For more information on staying healthy contact the CDC WEBPAGE

1. TETANUS AND DIPHTHERIA, spread by contact with contaminated dirt.  These potentially fatal diseases are found in undeveloped tropical areas and are difficult to treat. The tetanus vaccination is particularly important because Tetanus is contracted by exposure of cuts to dirt.  Minor cuts are a common occurrence during archaeological excavations, and, of course, archaeological excavations involve exposure to dirt.

2. HEPATITIS A or immune globulin (IG), spread by contaminated food, water, and food handlers who do not wash hands well.  This is a very common problem among travelers in the third world.  With good water and adequate sewage disposal in most industrialized countries since the 1940s, very few young adults have any natural immunity and should be protected.  Protection is through a new vaccine Havrix or the antibody gamma globulin.

3. HEPATITIS B, if you might be exposed to blood (for example, health-care workers), have sexual contact with the local population, stay longer than 6 months in the region, or be exposed through medical treatment.

4. TYPHOID, spread by contaminated food or water, particularly if you plan to visit rural areas or stay longer than 6 weeks.  Although the vaccination is not totally effective, it is one of the most dangerous infections, so every available precaution should be taken.

5. YELLOW FEVER, you will need this only if you are traveling to the Amazon basin before or after the field school.  There is no medical treatment for this disease other than bed rest, keeping the fever down, and avoiding dehydration.  This disease is generally not found on the coast of Peru; however, if you are planning on traveling to the Amazon basin in Peru, this vaccination is important. 

Non-UNC-CH Students
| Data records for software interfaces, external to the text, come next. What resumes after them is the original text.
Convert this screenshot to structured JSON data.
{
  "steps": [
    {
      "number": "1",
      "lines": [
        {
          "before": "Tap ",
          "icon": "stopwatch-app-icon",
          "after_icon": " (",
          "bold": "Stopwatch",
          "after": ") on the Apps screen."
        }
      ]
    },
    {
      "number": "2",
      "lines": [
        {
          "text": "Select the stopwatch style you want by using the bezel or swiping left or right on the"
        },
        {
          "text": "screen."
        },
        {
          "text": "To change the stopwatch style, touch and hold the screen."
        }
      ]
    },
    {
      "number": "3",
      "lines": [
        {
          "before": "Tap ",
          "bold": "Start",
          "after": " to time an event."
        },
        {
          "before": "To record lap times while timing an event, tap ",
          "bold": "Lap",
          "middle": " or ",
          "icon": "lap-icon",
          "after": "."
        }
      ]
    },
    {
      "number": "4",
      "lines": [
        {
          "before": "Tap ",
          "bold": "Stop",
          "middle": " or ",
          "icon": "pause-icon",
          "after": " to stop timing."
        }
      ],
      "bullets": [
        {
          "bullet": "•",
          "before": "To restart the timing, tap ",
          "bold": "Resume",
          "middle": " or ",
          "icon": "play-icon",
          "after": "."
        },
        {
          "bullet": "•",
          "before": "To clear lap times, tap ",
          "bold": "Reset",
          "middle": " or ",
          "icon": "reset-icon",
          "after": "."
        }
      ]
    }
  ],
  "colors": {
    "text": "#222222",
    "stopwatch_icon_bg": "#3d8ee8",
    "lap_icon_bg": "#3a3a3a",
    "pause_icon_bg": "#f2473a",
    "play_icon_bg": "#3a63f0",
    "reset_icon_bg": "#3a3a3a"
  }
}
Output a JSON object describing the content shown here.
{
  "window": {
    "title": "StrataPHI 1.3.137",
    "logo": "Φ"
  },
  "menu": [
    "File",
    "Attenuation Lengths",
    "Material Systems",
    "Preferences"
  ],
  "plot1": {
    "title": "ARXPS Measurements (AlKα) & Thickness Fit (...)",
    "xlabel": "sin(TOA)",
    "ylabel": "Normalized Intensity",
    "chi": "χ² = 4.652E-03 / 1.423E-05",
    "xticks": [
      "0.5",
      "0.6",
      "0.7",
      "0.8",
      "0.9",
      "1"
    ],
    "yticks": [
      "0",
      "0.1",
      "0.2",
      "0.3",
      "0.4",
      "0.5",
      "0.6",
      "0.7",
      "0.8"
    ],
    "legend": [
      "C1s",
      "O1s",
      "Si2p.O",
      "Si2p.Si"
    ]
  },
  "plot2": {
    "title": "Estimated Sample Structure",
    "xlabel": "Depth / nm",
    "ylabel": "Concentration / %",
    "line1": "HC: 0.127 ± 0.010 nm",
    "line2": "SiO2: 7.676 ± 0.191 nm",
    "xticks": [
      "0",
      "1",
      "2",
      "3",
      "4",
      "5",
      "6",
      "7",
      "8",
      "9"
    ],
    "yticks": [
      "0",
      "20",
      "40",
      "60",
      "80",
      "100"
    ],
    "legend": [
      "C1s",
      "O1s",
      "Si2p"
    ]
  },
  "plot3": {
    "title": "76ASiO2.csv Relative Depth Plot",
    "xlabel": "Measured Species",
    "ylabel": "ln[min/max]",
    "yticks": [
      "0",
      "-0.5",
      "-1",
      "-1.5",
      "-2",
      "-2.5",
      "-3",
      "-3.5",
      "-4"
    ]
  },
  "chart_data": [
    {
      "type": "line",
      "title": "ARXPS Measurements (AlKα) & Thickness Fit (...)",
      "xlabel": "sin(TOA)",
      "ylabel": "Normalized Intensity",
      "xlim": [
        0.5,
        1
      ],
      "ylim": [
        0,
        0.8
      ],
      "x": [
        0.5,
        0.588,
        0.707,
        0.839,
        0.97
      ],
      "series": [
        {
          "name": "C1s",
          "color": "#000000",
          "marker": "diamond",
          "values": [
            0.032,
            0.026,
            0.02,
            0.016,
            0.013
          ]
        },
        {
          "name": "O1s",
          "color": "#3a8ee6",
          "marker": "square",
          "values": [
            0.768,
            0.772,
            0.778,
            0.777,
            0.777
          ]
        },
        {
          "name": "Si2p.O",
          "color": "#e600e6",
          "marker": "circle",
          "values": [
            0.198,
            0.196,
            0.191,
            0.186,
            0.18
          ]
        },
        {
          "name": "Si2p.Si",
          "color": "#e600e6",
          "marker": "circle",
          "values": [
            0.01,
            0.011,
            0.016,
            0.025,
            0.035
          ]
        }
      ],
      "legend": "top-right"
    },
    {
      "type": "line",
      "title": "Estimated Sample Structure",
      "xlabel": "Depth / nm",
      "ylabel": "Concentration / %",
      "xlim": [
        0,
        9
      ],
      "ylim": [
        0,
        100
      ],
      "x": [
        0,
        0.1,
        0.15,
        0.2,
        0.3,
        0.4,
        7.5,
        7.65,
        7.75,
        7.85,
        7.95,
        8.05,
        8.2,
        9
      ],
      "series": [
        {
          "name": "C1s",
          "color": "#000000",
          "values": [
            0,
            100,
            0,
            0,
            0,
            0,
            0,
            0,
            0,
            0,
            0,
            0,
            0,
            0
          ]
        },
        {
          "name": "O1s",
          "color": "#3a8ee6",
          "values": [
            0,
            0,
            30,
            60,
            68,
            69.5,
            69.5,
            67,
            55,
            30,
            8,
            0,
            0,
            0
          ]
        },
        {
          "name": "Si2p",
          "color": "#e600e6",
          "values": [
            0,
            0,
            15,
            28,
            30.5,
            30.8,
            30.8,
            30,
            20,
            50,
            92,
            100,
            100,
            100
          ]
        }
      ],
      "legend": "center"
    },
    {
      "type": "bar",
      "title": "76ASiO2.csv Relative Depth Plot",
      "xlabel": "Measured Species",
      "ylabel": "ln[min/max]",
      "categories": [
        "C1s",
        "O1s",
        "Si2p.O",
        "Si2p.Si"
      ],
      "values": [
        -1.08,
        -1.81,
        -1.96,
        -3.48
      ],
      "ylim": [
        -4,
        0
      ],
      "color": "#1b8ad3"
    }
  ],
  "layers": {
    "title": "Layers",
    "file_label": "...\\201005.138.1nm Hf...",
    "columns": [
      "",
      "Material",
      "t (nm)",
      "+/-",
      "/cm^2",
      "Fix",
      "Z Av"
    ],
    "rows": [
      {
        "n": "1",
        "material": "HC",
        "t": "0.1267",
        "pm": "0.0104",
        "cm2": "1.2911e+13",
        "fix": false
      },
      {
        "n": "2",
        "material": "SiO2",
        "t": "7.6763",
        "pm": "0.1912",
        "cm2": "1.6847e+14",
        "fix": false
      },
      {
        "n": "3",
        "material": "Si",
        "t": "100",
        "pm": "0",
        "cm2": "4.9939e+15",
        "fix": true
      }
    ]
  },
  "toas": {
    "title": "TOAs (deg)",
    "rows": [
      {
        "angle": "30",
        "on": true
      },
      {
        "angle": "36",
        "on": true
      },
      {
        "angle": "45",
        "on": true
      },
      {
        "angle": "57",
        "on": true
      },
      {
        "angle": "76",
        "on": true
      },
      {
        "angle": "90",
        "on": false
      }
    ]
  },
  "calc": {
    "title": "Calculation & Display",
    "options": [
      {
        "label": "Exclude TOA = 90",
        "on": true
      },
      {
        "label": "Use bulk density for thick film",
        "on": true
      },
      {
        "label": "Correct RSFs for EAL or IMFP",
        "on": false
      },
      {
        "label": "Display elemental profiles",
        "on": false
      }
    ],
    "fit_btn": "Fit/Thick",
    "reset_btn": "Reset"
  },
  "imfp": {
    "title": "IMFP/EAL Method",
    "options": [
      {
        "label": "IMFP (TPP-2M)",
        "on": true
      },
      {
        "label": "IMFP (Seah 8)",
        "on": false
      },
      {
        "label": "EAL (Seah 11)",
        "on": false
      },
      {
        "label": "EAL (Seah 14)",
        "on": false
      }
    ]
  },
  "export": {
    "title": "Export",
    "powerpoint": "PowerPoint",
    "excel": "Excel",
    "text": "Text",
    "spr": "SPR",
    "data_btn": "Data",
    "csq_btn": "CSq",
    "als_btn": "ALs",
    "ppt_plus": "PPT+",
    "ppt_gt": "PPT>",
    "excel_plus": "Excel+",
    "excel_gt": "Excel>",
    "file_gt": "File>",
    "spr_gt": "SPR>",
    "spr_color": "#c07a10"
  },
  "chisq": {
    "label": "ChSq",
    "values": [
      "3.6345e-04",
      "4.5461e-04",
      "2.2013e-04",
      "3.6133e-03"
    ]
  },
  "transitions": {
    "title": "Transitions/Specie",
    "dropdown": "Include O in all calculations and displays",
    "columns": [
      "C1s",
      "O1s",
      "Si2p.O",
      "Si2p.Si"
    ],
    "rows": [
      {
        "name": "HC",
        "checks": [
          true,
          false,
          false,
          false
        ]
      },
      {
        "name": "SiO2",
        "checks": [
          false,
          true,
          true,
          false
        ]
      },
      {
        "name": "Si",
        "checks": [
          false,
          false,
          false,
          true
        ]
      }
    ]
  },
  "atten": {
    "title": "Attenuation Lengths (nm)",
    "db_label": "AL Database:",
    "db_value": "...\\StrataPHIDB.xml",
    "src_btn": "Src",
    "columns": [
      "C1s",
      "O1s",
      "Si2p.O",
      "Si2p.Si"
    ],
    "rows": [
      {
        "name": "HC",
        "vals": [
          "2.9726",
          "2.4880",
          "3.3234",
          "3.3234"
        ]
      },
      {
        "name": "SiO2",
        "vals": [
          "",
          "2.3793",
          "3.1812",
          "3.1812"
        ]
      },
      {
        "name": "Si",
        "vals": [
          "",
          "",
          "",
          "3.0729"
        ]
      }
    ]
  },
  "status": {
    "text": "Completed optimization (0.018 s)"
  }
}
    Contact your local student health services or your private doctor. If your private doctor does not have the following vaccinations on hand, they may be able refer you to local travel clinics. Your local study abroad programs may also be a good resource on travel clinics in your area.
On Campus for UNC Students Resource:
These vaccines are available at the Internationa Travel Clinic here at Student Health.  A travel consultation costs $25 and is required before receiving these vaccines. 
Off Campus Resources:
Another health office specializing in travel/immunizations is Concentra Medical Center, 5400 S. Miami Blvd., about ¼ mile south off I-40 in the Research Triangle area, exit Miami Blvd.  A visit fee costs $10.  Contact Darlene Hill, Coordinator of Travel at (919) 941-1911, extension 870 OR call 800-633-5467 for information, advice and appointments.

You can also go to your own doctor for advice and immunizations.  Most health insurance plans cover the cost of immunizations.